Thursday, May 24, 2007

Loosing control

The announcement of last week’s launch of a Nigerian telecom satellite by China is not only China’s first successful launch of a home built satellite, but it well certainly a big step in a much more efficient extraction of natural resources in the developed world by China whose foreign policy is largely driven to secure the supply of its huge need of natural resources. That means, that the exploitation of tropical resources will continue, most likely at an increased rate.

This happens at a time, where the US government creates many enemies abroad and, for conservation and taxonomy more importantly, closed down NASA’s Earth Sciences program and siphons a lot of funding into a Mars program which could not be launched at a worth time. Hopefully, the Europeans can fill in some of this gap with their ENVISAT and a series of new smaller satellites, and hopefully make at least some core data accessible for scientists and conservationists at large, similar to the current NASA policy (see eg GLCF) as partner of the Conservation Commons (A nice contradiction between White House policy and scientists concerned about conservation within NASA!).
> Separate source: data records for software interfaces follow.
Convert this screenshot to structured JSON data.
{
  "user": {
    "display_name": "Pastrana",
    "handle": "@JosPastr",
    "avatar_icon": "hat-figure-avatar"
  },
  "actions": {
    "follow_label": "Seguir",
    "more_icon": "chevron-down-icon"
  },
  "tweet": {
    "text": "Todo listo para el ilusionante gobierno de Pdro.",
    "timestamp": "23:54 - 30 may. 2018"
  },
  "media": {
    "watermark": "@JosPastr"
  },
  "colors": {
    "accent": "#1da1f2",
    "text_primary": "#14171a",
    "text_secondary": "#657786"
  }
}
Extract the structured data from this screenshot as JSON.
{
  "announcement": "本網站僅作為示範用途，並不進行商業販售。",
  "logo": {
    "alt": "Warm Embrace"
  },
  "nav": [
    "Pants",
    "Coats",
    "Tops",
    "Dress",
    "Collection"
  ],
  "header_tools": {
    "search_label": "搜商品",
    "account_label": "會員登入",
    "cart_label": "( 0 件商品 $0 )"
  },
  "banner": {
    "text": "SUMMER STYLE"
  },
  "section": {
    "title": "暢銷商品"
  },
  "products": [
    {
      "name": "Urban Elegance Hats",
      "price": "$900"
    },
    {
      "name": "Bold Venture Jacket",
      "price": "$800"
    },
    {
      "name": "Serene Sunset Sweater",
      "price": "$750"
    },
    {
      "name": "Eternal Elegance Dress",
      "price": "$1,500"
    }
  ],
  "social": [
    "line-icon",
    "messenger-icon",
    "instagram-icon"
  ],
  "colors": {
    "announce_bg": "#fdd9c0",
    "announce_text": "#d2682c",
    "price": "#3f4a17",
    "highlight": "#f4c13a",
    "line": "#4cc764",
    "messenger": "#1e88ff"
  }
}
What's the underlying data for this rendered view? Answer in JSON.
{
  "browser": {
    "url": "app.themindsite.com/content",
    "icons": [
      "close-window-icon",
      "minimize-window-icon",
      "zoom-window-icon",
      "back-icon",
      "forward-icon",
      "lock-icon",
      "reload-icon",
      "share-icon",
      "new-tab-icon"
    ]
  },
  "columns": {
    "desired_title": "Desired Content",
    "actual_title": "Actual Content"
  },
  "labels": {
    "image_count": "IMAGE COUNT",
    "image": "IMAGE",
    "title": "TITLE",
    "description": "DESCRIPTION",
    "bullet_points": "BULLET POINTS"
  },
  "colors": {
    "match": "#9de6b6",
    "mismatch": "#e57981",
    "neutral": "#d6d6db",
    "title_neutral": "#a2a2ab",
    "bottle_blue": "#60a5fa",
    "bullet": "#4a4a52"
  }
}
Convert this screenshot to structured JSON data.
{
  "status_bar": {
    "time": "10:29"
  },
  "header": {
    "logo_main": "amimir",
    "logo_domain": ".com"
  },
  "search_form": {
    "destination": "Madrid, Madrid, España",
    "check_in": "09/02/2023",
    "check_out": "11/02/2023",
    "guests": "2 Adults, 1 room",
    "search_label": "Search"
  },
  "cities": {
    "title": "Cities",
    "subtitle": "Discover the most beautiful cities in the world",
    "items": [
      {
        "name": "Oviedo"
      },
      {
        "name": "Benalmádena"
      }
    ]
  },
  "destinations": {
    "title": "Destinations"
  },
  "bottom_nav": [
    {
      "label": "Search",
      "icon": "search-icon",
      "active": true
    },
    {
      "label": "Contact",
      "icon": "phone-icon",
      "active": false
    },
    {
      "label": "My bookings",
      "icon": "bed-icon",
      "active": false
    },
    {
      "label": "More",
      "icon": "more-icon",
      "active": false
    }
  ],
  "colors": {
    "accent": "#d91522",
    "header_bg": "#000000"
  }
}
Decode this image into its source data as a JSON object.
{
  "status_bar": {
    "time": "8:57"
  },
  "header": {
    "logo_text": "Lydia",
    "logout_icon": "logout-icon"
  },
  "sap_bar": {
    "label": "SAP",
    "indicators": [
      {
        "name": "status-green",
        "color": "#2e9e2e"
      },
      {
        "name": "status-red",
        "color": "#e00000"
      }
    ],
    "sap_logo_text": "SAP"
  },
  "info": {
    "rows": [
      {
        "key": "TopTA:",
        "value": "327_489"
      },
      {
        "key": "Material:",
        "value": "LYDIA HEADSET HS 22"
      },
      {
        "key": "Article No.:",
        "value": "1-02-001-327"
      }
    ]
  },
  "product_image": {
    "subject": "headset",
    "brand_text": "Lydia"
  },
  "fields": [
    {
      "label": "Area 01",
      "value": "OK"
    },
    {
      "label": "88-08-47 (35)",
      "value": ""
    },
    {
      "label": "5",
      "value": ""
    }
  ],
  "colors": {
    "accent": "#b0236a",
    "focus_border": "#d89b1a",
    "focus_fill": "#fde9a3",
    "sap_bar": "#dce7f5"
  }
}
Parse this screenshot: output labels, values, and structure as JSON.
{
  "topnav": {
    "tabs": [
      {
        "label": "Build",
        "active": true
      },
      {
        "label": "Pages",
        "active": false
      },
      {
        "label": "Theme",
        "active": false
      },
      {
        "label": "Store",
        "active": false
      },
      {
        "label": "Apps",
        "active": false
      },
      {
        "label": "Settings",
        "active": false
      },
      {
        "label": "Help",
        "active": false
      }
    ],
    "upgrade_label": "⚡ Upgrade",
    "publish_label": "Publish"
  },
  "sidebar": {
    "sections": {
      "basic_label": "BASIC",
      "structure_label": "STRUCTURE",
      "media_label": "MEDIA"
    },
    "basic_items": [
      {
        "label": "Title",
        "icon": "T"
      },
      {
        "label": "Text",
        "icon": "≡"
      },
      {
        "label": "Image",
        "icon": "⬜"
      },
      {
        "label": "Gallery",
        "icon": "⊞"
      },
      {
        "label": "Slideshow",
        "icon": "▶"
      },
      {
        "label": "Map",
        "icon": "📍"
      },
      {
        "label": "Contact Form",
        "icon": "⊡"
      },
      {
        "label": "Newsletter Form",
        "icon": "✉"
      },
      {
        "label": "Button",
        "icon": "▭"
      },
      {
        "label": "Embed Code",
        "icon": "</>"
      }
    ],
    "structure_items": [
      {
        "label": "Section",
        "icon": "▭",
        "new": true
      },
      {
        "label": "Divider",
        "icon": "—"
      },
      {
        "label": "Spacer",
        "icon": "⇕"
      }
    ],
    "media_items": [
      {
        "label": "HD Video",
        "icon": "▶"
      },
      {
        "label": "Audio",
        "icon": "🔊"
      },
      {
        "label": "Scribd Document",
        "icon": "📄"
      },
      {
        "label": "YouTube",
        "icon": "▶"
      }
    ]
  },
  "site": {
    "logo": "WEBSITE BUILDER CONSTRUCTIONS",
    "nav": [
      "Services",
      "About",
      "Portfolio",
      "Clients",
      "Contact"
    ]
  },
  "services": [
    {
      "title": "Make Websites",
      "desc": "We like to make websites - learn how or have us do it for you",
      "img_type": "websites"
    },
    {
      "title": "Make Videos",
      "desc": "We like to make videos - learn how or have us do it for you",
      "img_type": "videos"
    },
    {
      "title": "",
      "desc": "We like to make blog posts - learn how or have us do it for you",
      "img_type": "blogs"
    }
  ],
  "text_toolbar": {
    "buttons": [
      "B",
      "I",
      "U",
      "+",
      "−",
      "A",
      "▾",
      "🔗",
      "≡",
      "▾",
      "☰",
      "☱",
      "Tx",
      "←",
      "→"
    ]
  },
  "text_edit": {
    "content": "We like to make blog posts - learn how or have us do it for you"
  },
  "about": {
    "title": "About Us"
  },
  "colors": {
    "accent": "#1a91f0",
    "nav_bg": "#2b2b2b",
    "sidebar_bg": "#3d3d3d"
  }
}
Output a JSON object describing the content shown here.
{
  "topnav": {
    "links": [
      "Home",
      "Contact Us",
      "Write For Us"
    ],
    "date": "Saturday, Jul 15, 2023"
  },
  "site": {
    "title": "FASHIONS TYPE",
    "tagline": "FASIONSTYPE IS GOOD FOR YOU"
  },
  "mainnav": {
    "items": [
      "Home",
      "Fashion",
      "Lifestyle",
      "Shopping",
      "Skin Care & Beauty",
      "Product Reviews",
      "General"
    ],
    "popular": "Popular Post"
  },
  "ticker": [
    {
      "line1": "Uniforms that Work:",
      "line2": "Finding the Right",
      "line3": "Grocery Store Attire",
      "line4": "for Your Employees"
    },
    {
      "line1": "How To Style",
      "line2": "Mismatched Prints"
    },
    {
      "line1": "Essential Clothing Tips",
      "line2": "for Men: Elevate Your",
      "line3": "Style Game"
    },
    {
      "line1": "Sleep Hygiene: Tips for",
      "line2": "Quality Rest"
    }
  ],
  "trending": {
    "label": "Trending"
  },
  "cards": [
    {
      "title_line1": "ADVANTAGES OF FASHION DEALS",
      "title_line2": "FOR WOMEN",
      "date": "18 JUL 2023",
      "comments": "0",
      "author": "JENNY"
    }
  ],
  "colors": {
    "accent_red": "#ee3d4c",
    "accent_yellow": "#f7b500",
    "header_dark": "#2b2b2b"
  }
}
Taxonomists better assure, that their data is quickly processed and made accessible so conservationists in the field can use it to have an impact on the increased extraction of natural resources as well as the monitoring of it. The combination of specimen data in the field, near real time remote sensing data and predictive modeling offers now a much advanced tool to support action on the place where it is most efficient. Never before was the chance to have close up images of even the remotest corner of the world (eg Google Earth, or GLCF, and increasingly, the Internet allows to supply colleagues in such places with data, and on the other hand we can get more information to do a much better job from within our own institutions.